Without changing a word, repeat the data, and include no pictures.

*** EXERCISE MATERIALS ***

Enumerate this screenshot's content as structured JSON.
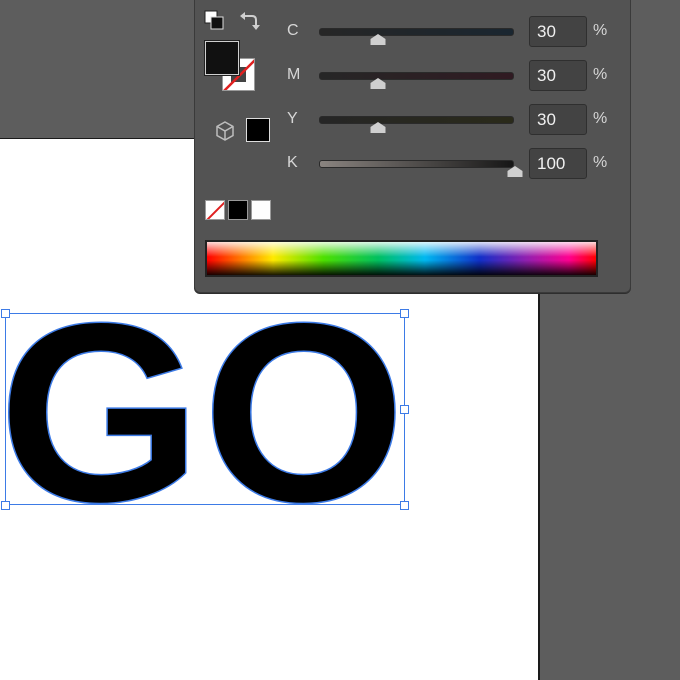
{
  "panel": {
    "sliders": [
      {
        "label": "C",
        "value": "30",
        "unit": "%",
        "fraction": 0.3
      },
      {
        "label": "M",
        "value": "30",
        "unit": "%",
        "fraction": 0.3
      },
      {
        "label": "Y",
        "value": "30",
        "unit": "%",
        "fraction": 0.3
      },
      {
        "label": "K",
        "value": "100",
        "unit": "%",
        "fraction": 1.0
      }
    ],
    "fill_color": "#111111",
    "stroke": "none",
    "quick_swatches": [
      "none",
      "#000000",
      "#ffffff"
    ]
  },
  "canvas": {
    "text": "GO",
    "text_color": "#000000",
    "selection_color": "#3d7be6"
  }
}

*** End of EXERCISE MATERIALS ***

# [OUTPUT BELOW]
Enumerate this screenshot's content as structured JSON.
{
  "panel": {
    "sliders": [
      {
        "label": "C",
        "value": "30",
        "unit": "%",
        "fraction": 0.3
      },
      {
        "label": "M",
        "value": "30",
        "unit": "%",
        "fraction": 0.3
      },
      {
        "label": "Y",
        "value": "30",
        "unit": "%",
        "fraction": 0.3
      },
      {
        "label": "K",
        "value": "100",
        "unit": "%",
        "fraction": 1.0
      }
    ],
    "fill_color": "#111111",
    "stroke": "none",
    "quick_swatches": [
      "none",
      "#000000",
      "#ffffff"
    ]
  },
  "canvas": {
    "text": "GO",
    "text_color": "#000000",
    "selection_color": "#3d7be6"
  }
}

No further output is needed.